Silent Circle has also discontinued its mail encryption service.
Email service Lavabit has suspended operations over concerns that the US government could spy on users of the service.
It had been reported that whistleblower Edward Snowden had been using the email service while he was based in Moscow Airport.
In a statement to customers, Lavabit owner Ladar Levison said that he had been forced to make a difficult decision – become complicit in crimes against the American people or walk away from nearly ten years of hard work by shutting the email service down.
"After significant soul searching, I have decided to suspend operations," he said. "I wish that I could legally share with you the events that led to my decision. I cannot. I feel you deserve to know what’s going on–the first amendment is supposed to guarantee me the freedom to speak out in situations like this.
"Unfortunately, Congress has passed laws that say otherwise.

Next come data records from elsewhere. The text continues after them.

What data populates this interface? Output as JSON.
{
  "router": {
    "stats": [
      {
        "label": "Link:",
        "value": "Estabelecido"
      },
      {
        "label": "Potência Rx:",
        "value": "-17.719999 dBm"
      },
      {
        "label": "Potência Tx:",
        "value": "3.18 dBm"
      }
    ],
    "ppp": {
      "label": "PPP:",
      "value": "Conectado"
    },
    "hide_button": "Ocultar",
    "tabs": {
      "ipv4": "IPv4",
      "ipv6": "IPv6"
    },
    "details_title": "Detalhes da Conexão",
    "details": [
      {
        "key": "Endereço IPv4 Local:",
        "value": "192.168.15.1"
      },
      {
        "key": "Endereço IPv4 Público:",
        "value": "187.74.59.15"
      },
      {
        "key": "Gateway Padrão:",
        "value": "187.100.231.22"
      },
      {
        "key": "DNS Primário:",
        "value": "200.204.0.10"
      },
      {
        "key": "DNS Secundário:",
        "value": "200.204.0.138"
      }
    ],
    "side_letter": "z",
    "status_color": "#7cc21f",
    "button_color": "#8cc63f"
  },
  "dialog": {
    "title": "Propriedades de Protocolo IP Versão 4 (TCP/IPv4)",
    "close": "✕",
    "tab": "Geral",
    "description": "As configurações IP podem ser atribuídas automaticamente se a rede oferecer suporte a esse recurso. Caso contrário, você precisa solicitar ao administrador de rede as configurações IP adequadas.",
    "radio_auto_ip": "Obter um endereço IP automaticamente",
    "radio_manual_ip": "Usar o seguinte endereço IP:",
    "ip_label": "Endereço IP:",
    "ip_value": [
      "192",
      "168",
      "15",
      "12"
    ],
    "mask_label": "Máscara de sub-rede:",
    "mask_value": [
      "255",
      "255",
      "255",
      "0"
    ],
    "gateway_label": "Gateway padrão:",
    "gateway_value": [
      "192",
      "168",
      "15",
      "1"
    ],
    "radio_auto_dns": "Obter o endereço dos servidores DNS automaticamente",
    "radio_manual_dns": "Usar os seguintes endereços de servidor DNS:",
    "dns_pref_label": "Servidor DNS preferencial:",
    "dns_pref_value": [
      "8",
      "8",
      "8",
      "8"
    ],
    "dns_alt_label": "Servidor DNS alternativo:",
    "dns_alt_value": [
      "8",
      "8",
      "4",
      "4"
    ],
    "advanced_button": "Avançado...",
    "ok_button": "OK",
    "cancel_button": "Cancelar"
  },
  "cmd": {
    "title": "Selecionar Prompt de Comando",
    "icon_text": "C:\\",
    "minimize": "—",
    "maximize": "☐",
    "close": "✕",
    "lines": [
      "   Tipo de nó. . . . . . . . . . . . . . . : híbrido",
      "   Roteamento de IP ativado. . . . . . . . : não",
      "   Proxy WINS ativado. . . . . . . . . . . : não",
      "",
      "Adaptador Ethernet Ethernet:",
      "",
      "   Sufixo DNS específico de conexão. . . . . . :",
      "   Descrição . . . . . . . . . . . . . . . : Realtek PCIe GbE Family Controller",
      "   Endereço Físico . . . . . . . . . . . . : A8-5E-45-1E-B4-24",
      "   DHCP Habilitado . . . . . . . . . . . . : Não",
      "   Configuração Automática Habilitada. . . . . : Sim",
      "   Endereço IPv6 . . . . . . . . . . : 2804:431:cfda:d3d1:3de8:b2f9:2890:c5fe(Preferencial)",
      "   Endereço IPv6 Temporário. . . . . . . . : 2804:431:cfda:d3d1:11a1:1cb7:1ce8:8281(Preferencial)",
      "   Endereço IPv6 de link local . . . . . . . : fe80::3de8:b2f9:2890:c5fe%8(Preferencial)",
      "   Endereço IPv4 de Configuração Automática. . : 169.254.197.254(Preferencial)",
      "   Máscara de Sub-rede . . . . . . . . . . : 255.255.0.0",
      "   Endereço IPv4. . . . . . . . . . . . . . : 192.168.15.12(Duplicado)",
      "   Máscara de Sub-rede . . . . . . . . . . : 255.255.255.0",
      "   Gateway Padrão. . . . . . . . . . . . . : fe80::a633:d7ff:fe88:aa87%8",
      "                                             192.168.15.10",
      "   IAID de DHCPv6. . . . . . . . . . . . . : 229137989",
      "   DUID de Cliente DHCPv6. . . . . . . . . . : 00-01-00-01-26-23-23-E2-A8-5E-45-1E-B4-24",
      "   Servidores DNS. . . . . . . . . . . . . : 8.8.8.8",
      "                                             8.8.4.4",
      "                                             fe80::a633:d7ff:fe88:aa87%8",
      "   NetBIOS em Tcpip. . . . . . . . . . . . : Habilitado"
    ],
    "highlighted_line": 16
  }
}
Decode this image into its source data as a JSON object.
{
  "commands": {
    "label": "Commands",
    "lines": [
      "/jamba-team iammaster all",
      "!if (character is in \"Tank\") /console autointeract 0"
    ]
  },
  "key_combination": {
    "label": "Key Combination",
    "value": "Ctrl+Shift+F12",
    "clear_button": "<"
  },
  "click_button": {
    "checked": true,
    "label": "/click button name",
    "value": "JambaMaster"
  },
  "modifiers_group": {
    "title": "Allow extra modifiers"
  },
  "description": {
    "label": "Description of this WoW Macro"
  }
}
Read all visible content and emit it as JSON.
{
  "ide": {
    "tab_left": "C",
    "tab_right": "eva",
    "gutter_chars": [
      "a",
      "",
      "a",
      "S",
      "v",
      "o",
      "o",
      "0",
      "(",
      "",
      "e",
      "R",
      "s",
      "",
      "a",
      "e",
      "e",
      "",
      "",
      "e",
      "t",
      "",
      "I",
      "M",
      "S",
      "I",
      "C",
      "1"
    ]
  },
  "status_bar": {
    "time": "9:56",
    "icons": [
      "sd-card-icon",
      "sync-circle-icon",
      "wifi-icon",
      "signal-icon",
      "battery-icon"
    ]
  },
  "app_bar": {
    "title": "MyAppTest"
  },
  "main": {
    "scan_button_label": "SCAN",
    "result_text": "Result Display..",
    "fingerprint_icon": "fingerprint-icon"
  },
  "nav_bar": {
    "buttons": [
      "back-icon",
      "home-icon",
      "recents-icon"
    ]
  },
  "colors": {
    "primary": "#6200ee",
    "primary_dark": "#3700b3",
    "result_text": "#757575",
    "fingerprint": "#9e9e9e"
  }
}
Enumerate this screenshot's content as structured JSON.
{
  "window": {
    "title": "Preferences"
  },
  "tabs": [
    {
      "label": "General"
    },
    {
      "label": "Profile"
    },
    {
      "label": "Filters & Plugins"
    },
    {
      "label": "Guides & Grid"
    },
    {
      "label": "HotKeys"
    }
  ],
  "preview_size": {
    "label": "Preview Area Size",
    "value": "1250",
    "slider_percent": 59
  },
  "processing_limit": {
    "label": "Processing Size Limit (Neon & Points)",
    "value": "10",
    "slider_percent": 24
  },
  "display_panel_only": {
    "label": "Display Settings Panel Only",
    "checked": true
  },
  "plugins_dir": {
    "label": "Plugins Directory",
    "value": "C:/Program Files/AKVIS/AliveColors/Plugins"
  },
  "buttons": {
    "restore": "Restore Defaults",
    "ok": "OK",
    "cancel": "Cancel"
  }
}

As things currently stand, I cannot share my experiences over the last six weeks, even though I have twice made the appropriate requests."
Levison has already started preparing the paperwork needed to continue in what he described as the fight for the Constitution in the Fourth Circuit Court of Appeals.
"A favourable decision would allow me resurrect Lavabit as an American company," he added. "This experience has taught me one very important lesson – without congressional action or a strong judicial precedent, I would strongly recommend against anyone trusting their private data to a company with physical ties to the United States."
Following the suspension of the service, encryption provider Silent Circle has also taken action, discontinuing its Silent Mail service in order to prevent spying.
The security firm explained that it has originally designed its phone, video, and text services (Silent Phone, Text and Eyes) to be completely end-to-end secure with all cryptography done on the clients and our exposure to your data to be nil.
"Silent Mail has thus always been something of a quandary for us," the company explained in a post on its website. "Email that uses standard Internet protocols cannot have the same security guarantees that real-time communications has. There are far too many leaks of information and metadata intrinsically in the email protocols themselves. Email as we know it with SMTP, POP3, and IMAP cannot be secure.
"And yet, many people wanted it. Silent Mail has similar security guarantees to other secure email systems, and with full disclosure, we thought it would be valuable.
"However, we have reconsidered this position. We’ve been thinking about this for some time, whether it was a good idea at all."
After hearing that Lavabit had been suspended, Silent Circle said it saw "the writing on the wall."
"We have decided that it is best for us to shut down Silent Mail," the company’s statement added. "We have not received subpoenas, warrants, security letters, or anything else by any government, and this is why we are acting now.
"We’ve been debating this for weeks, and had changes planned starting next Monday. We’d considered phasing the service out, continuing service for existing customers, and a variety of other things up until today. It is always better to be safe than sorry, and with your safety we decided that in this case the worst decision is no decision.
"We are still working on innovative ways to improve secure communications. Silent Mail was a good idea at the time, and that time has passed."